Extracted information =
>>>

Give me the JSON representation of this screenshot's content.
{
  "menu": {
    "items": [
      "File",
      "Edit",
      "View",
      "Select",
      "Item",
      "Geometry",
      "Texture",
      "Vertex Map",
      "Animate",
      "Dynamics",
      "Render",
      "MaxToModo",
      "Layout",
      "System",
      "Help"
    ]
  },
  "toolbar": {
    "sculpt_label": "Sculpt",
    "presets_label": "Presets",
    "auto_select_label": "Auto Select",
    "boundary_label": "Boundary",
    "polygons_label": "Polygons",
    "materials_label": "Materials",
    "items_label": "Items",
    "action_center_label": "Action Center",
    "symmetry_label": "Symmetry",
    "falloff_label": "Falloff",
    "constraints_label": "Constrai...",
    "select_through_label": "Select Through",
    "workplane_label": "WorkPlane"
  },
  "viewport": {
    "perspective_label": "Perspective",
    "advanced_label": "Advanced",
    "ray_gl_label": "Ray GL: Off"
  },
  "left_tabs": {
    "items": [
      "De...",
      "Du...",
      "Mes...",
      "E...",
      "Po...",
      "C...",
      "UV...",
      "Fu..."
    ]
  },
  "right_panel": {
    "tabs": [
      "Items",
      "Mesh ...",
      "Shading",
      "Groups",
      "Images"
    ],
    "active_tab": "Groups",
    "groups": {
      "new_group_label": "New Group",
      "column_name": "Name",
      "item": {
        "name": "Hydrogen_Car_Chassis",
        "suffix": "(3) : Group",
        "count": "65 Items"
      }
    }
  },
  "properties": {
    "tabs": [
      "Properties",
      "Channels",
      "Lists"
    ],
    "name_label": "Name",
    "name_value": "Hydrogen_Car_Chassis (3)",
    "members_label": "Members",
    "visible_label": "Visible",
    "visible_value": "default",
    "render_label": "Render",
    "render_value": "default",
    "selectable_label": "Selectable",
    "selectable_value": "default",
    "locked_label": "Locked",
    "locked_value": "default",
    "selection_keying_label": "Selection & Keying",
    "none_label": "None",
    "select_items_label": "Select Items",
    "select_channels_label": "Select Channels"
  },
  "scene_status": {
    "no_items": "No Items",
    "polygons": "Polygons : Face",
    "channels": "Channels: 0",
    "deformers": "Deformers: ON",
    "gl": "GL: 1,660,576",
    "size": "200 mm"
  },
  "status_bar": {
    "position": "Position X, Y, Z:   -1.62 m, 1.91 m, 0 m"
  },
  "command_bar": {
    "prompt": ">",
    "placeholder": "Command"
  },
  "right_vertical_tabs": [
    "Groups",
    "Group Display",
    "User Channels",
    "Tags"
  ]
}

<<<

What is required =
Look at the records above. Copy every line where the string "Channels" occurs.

Solution below =
      "Channels",
    "select_channels_label": "Select Channels"
    "channels": "Channels: 0",
    "User Channels",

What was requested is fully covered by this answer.